# What you should do:
All of the entries need to be repeated exactly. Leave nothing out.

# Excerpted records:
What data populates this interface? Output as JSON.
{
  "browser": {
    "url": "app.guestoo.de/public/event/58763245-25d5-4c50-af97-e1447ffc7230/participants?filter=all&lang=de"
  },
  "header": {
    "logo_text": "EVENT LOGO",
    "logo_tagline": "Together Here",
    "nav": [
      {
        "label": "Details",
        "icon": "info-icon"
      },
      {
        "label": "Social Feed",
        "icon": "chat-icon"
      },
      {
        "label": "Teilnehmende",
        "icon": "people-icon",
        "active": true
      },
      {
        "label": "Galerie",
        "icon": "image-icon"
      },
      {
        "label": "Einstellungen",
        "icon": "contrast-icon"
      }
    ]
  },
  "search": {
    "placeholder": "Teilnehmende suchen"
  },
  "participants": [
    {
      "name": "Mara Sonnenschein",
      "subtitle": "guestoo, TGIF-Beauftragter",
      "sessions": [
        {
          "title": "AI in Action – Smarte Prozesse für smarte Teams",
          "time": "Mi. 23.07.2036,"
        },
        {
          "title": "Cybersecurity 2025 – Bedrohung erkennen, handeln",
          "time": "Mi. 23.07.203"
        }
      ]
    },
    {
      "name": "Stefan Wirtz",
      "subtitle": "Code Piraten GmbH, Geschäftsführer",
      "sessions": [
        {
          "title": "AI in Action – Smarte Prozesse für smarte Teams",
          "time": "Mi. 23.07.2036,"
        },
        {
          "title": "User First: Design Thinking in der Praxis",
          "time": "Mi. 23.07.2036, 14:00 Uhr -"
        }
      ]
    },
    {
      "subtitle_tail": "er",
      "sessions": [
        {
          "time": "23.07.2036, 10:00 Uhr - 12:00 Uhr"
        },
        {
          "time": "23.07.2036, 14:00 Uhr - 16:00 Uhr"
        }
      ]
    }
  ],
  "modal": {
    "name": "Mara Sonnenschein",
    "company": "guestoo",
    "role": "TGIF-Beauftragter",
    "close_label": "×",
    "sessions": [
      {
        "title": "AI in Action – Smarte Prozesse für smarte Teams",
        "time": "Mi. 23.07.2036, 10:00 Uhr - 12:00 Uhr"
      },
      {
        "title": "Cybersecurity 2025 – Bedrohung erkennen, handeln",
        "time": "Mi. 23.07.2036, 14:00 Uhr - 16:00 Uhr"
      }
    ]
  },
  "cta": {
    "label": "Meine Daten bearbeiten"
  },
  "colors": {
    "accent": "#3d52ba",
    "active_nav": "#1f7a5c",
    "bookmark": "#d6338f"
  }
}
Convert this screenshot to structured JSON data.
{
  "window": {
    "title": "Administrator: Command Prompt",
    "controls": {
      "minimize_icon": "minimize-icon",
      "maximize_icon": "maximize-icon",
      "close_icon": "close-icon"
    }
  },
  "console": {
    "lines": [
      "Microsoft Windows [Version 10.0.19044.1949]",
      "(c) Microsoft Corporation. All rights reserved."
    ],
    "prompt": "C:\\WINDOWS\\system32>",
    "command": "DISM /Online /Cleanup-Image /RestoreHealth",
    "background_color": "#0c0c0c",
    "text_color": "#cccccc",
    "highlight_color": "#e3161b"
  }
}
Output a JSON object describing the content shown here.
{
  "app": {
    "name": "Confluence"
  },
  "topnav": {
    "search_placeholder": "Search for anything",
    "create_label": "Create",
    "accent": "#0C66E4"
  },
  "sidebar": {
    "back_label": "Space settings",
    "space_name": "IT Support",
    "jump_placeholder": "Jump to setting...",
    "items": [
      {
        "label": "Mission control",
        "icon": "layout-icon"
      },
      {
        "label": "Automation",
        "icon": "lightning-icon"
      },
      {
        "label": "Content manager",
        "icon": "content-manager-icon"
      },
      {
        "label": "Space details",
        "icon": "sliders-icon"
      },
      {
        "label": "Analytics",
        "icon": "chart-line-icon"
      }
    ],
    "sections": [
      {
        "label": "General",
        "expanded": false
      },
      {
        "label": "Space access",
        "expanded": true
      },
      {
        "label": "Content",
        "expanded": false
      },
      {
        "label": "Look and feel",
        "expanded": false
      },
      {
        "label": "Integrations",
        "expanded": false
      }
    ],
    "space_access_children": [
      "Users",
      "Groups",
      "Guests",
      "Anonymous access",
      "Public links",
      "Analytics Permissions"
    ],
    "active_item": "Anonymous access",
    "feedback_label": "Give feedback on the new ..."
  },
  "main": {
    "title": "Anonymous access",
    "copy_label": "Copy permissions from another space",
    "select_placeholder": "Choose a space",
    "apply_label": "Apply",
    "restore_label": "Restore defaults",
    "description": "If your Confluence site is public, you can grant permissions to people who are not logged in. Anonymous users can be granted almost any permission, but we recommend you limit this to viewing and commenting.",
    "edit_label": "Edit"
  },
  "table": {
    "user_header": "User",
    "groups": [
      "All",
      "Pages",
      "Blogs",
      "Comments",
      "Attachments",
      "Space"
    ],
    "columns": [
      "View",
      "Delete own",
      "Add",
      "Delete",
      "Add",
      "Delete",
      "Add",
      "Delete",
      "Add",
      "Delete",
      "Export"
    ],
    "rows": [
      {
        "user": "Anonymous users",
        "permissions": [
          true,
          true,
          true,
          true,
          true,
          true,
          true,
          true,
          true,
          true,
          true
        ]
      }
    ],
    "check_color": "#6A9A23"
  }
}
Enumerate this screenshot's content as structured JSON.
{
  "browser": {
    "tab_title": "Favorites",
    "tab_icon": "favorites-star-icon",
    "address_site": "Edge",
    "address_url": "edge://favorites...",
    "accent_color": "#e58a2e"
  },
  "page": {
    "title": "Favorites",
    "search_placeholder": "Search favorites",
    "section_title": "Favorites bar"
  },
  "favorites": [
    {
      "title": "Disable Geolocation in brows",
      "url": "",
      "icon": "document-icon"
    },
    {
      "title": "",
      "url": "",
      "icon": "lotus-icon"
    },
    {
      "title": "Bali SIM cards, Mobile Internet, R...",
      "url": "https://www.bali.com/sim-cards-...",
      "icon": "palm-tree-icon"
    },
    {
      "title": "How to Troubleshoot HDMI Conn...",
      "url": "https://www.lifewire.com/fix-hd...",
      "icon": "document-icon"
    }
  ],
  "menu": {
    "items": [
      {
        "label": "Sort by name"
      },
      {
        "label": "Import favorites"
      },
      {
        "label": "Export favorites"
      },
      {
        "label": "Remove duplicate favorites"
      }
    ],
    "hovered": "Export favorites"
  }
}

# Solution for this exercise:
What data populates this interface? Output as JSON.
{
  "browser": {
    "url": "app.guestoo.de/public/event/58763245-25d5-4c50-af97-e1447ffc7230/participants?filter=all&lang=de"
  },
  "header": {
    "logo_text": "EVENT LOGO",
    "logo_tagline": "Together Here",
    "nav": [
      {
        "label": "Details",
        "icon": "info-icon"
      },
      {
        "label": "Social Feed",
        "icon": "chat-icon"
      },
      {
        "label": "Teilnehmende",
        "icon": "people-icon",
        "active": true
      },
      {
        "label": "Galerie",
        "icon": "image-icon"
      },
      {
        "label": "Einstellungen",
        "icon": "contrast-icon"
      }
    ]
  },
  "search": {
    "placeholder": "Teilnehmende suchen"
  },
  "participants": [
    {
      "name": "Mara Sonnenschein",
      "subtitle": "guestoo, TGIF-Beauftragter",
      "sessions": [
        {
          "title": "AI in Action – Smarte Prozesse für smarte Teams",
          "time": "Mi. 23.07.2036,"
        },
        {
          "title": "Cybersecurity 2025 – Bedrohung erkennen, handeln",
          "time": "Mi. 23.07.203"
        }
      ]
    },
    {
      "name": "Stefan Wirtz",
      "subtitle": "Code Piraten GmbH, Geschäftsführer",
      "sessions": [
        {
          "title": "AI in Action – Smarte Prozesse für smarte Teams",
          "time": "Mi. 23.07.2036,"
        },
        {
          "title": "User First: Design Thinking in der Praxis",
          "time": "Mi. 23.07.2036, 14:00 Uhr -"
        }
      ]
    },
    {
      "subtitle_tail": "er",
      "sessions": [
        {
          "time": "23.07.2036, 10:00 Uhr - 12:00 Uhr"
        },
        {
          "time": "23.07.2036, 14:00 Uhr - 16:00 Uhr"
        }
      ]
    }
  ],
  "modal": {
    "name": "Mara Sonnenschein",
    "company": "guestoo",
    "role": "TGIF-Beauftragter",
    "close_label": "×",
    "sessions": [
      {
        "title": "AI in Action – Smarte Prozesse für smarte Teams",
        "time": "Mi. 23.07.2036, 10:00 Uhr - 12:00 Uhr"
      },
      {
        "title": "Cybersecurity 2025 – Bedrohung erkennen, handeln",
        "time": "Mi. 23.07.2036, 14:00 Uhr - 16:00 Uhr"
      }
    ]
  },
  "cta": {
    "label": "Meine Daten bearbeiten"
  },
  "colors": {
    "accent": "#3d52ba",
    "active_nav": "#1f7a5c",
    "bookmark": "#d6338f"
  }
}
Convert this screenshot to structured JSON data.
{
  "window": {
    "title": "Administrator: Command Prompt",
    "controls": {
      "minimize_icon": "minimize-icon",
      "maximize_icon": "maximize-icon",
      "close_icon": "close-icon"
    }
  },
  "console": {
    "lines": [
      "Microsoft Windows [Version 10.0.19044.1949]",
      "(c) Microsoft Corporation. All rights reserved."
    ],
    "prompt": "C:\\WINDOWS\\system32>",
    "command": "DISM /Online /Cleanup-Image /RestoreHealth",
    "background_color": "#0c0c0c",
    "text_color": "#cccccc",
    "highlight_color": "#e3161b"
  }
}
Output a JSON object describing the content shown here.
{
  "app": {
    "name": "Confluence"
  },
  "topnav": {
    "search_placeholder": "Search for anything",
    "create_label": "Create",
    "accent": "#0C66E4"
  },
  "sidebar": {
    "back_label": "Space settings",
    "space_name": "IT Support",
    "jump_placeholder": "Jump to setting...",
    "items": [
      {
        "label": "Mission control",
        "icon": "layout-icon"
      },
      {
        "label": "Automation",
        "icon": "lightning-icon"
      },
      {
        "label": "Content manager",
        "icon": "content-manager-icon"
      },
      {
        "label": "Space details",
        "icon": "sliders-icon"
      },
      {
        "label": "Analytics",
        "icon": "chart-line-icon"
      }
    ],
    "sections": [
      {
        "label": "General",
        "expanded": false
      },
      {
        "label": "Space access",
        "expanded": true
      },
      {
        "label": "Content",
        "expanded": false
      },
      {
        "label": "Look and feel",
        "expanded": false
      },
      {
        "label": "Integrations",
        "expanded": false
      }
    ],
    "space_access_children": [
      "Users",
      "Groups",
      "Guests",
      "Anonymous access",
      "Public links",
      "Analytics Permissions"
    ],
    "active_item": "Anonymous access",
    "feedback_label": "Give feedback on the new ..."
  },
  "main": {
    "title": "Anonymous access",
    "copy_label": "Copy permissions from another space",
    "select_placeholder": "Choose a space",
    "apply_label": "Apply",
    "restore_label": "Restore defaults",
    "description": "If your Confluence site is public, you can grant permissions to people who are not logged in. Anonymous users can be granted almost any permission, but we recommend you limit this to viewing and commenting.",
    "edit_label": "Edit"
  },
  "table": {
    "user_header": "User",
    "groups": [
      "All",
      "Pages",
      "Blogs",
      "Comments",
      "Attachments",
      "Space"
    ],
    "columns": [
      "View",
      "Delete own",
      "Add",
      "Delete",
      "Add",
      "Delete",
      "Add",
      "Delete",
      "Add",
      "Delete",
      "Export"
    ],
    "rows": [
      {
        "user": "Anonymous users",
        "permissions": [
          true,
          true,
          true,
          true,
          true,
          true,
          true,
          true,
          true,
          true,
          true
        ]
      }
    ],
    "check_color": "#6A9A23"
  }
}
Enumerate this screenshot's content as structured JSON.
{
  "browser": {
    "tab_title": "Favorites",
    "tab_icon": "favorites-star-icon",
    "address_site": "Edge",
    "address_url": "edge://favorites...",
    "accent_color": "#e58a2e"
  },
  "page": {
    "title": "Favorites",
    "search_placeholder": "Search favorites",
    "section_title": "Favorites bar"
  },
  "favorites": [
    {
      "title": "Disable Geolocation in brows",
      "url": "",
      "icon": "document-icon"
    },
    {
      "title": "",
      "url": "",
      "icon": "lotus-icon"
    },
    {
      "title": "Bali SIM cards, Mobile Internet, R...",
      "url": "https://www.bali.com/sim-cards-...",
      "icon": "palm-tree-icon"
    },
    {
      "title": "How to Troubleshoot HDMI Conn...",
      "url": "https://www.lifewire.com/fix-hd...",
      "icon": "document-icon"
    }
  ],
  "menu": {
    "items": [
      {
        "label": "Sort by name"
      },
      {
        "label": "Import favorites"
      },
      {
        "label": "Export favorites"
      },
      {
        "label": "Remove duplicate favorites"
      }
    ],
    "hovered": "Export favorites"
  }
}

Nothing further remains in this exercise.